About this task
Show all lines from the records below in which the string "title" is present.

(Entries taken from a collection)
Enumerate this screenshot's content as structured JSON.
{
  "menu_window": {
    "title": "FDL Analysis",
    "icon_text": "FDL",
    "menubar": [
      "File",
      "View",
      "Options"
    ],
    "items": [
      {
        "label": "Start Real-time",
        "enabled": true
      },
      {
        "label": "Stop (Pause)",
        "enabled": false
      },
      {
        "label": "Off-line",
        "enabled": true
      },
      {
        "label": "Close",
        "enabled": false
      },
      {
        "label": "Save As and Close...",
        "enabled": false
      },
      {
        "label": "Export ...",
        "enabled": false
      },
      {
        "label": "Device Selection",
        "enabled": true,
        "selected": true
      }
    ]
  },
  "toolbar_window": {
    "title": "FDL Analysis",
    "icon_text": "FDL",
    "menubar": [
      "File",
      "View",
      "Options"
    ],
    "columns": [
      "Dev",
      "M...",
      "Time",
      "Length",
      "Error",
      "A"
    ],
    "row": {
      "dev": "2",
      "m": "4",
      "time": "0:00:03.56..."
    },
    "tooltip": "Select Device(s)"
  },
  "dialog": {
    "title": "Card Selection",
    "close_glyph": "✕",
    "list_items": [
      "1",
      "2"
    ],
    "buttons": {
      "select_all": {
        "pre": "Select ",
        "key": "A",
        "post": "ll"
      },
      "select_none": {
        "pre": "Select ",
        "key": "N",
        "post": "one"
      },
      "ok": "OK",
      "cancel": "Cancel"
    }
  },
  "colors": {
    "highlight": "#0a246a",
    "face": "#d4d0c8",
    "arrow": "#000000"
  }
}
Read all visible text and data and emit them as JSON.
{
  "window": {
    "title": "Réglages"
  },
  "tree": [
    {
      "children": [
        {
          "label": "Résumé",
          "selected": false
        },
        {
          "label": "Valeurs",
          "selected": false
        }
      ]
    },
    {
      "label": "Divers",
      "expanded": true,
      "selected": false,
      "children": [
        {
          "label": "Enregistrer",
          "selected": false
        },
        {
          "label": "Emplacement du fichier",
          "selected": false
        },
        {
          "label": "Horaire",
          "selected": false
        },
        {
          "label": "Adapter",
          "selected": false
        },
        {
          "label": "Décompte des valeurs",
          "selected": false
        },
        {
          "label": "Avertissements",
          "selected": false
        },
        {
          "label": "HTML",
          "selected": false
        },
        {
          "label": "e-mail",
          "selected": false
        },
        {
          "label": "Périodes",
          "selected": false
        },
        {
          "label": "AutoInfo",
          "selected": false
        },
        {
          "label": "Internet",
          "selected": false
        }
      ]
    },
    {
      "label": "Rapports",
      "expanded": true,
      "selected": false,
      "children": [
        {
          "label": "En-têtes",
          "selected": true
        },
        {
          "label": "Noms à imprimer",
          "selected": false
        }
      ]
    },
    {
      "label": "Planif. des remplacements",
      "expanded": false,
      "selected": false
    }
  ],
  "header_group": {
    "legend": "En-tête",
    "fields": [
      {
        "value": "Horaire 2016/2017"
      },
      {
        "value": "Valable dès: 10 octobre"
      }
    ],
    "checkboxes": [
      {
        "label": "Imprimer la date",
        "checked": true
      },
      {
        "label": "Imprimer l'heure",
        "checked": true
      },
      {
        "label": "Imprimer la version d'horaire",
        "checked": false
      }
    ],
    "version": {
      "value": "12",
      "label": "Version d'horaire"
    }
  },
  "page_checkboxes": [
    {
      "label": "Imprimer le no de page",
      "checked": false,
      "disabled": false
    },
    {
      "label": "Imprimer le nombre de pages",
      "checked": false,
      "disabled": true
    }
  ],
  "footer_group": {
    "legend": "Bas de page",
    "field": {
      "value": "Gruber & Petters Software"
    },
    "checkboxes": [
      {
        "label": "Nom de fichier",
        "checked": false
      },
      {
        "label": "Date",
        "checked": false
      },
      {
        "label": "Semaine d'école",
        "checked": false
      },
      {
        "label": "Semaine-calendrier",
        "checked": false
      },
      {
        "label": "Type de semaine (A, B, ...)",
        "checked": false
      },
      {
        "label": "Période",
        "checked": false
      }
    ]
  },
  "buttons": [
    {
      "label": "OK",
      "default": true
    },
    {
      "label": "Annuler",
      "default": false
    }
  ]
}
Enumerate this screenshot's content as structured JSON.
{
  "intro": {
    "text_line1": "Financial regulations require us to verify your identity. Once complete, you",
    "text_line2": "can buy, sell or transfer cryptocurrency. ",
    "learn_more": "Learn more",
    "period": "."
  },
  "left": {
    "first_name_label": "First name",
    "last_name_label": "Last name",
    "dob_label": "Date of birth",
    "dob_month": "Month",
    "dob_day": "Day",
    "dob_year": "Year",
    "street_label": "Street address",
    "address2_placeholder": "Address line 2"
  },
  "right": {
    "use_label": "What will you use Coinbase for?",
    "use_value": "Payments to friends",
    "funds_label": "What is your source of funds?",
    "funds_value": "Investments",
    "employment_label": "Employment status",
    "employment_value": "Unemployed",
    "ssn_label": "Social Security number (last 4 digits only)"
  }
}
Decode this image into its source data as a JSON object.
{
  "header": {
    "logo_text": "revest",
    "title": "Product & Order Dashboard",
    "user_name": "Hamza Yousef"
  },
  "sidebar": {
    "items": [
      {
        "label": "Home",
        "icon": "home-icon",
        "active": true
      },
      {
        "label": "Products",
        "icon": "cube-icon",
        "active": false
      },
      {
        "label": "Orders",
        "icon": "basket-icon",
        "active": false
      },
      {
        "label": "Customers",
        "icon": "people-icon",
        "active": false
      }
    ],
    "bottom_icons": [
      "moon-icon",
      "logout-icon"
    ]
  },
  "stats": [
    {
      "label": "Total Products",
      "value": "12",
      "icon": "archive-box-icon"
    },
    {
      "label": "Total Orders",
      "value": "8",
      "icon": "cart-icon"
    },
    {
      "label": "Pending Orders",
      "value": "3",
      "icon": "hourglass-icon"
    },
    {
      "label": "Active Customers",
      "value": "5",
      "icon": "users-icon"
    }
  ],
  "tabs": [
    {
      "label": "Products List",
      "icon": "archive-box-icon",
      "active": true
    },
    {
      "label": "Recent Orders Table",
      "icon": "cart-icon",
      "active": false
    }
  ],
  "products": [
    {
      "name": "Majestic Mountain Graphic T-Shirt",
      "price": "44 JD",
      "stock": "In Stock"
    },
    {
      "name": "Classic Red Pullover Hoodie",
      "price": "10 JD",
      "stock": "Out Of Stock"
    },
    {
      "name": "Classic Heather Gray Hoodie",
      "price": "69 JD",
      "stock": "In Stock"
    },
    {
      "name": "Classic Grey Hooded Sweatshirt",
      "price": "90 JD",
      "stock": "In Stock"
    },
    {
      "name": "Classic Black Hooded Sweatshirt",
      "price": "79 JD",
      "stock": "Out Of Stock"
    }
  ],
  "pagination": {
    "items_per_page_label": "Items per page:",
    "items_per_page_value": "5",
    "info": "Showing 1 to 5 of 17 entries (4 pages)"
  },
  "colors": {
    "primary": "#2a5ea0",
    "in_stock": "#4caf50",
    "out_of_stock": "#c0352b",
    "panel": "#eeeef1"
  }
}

Answer box
    "title": "FDL Analysis",
    "title": "FDL Analysis",
    "title": "Card Selection",
    "title": "Réglages"
    "title": "Product & Order Dashboard",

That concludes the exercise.